Byron Wien: Government should spend more and taper less
Macroeconomic factors are simply not strong enough to justify a tapering of asset purchases by the Federal Reserve and increased government spending is what the economy needs right now, said Byron Wien, vice chairman of Blackstone Advisory Partners.
"I don't see any reason for tapering whatsoever," Wien told "Squawk on the Street" Tuesday.
"There are no signs in terms of the macro factors that would indicate that the Fed should stop easing," he continued, pointing to the fact that the inflation target has not been hit and unemployment is still below target levels.
Wien said that he thinks the economy "needs" a continuation of easy monetary policy, because there is no fiscal stimulus helping to bolster activity. "We're totally dependent on monetary stimulus to keep this economy humming along at a modest 2 percent growth rate," he added.
Wien also thinks there is room for increased government spending, and said that it is precisely what the economy needs.
Comparing the U.S. government budget deficit to GDP in 2010 and 2013, Wien said that the U.S. government "could spend some money," focusing on job training, infrastructure, research and development—investments he believes hold the potential for future growth.
"The fiscal side would help the 80 percent" who aren't benefiting from the stock market gains and "the rise in high-end real estate prices," he said.
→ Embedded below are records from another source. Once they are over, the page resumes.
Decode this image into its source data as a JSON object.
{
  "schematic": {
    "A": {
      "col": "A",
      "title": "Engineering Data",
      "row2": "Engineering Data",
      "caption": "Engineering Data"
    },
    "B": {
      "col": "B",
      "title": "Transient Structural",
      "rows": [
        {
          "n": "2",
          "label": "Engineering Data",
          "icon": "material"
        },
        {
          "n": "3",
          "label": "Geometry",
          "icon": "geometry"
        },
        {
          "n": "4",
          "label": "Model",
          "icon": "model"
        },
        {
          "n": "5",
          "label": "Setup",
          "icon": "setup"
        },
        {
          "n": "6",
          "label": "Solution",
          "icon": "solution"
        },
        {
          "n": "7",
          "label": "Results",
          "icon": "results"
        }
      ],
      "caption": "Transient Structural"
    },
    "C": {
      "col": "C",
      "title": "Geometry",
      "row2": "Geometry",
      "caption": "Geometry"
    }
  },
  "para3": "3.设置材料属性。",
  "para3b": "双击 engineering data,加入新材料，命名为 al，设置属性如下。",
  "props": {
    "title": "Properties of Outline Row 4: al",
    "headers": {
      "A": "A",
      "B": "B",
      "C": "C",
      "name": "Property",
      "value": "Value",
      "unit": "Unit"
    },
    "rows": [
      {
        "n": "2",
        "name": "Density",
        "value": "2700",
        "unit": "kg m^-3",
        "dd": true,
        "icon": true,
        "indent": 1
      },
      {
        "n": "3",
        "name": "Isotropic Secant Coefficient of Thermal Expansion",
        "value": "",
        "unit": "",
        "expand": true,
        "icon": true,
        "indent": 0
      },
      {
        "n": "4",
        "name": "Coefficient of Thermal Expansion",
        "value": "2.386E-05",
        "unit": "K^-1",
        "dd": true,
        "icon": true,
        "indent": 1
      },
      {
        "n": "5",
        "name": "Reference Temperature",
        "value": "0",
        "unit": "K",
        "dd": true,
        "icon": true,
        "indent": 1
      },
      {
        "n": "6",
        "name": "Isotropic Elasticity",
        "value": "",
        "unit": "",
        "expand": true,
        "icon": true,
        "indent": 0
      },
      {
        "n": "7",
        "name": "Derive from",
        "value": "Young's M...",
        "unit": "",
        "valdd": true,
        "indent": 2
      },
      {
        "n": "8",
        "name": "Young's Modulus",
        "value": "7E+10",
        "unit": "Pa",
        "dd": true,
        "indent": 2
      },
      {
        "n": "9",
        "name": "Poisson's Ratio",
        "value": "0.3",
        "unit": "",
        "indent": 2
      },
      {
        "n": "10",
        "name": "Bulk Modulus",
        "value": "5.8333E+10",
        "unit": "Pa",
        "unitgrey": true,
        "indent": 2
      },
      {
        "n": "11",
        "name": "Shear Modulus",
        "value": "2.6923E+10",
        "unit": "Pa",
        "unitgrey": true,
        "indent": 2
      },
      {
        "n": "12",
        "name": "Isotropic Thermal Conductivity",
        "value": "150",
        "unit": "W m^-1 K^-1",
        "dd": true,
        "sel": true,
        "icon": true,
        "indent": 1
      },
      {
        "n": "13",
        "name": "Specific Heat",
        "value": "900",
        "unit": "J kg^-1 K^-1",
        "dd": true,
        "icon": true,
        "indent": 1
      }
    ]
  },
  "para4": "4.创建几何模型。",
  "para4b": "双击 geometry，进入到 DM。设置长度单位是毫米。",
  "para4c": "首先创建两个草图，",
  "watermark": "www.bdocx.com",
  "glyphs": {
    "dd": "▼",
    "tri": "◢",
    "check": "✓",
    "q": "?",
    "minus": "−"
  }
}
The key is to stimulate the U.S. middle class, the middle 60 percent of Americans, "and we've got to provide incentives for them to" spend.
Wien said that despite unprecedented monetary easing, economic growth has continued to disappoint and this slack in consumer spending will be felt in the broader economy through the end of the year.
"There just isn't enough demand to absorb the amount of manufactured products that are being produced everywhere," he said, explaining his view that investors should be worried about the second half of 2013. He also expects that the S&P 500 will likely be flat by the end of the year, "but we'll probably go lower first."
Wien explained that after disappointing GDP numbers in the first half of the year as well as a host of disappointing earnings and revenue numbers from individual companies, "that usually means that more earnings trouble is ahead." Wien said that disappointing revenues is what he's "most worried" about and the market rally this year is likely to cool off in the second half.
Wien said that he's "not recommending any purchases of Treasurys," instead he recommends focusing on individual companies in the pharmaceutical and technology sectors as well as Mexico and Japan.
"There are plenty of places to go," he said.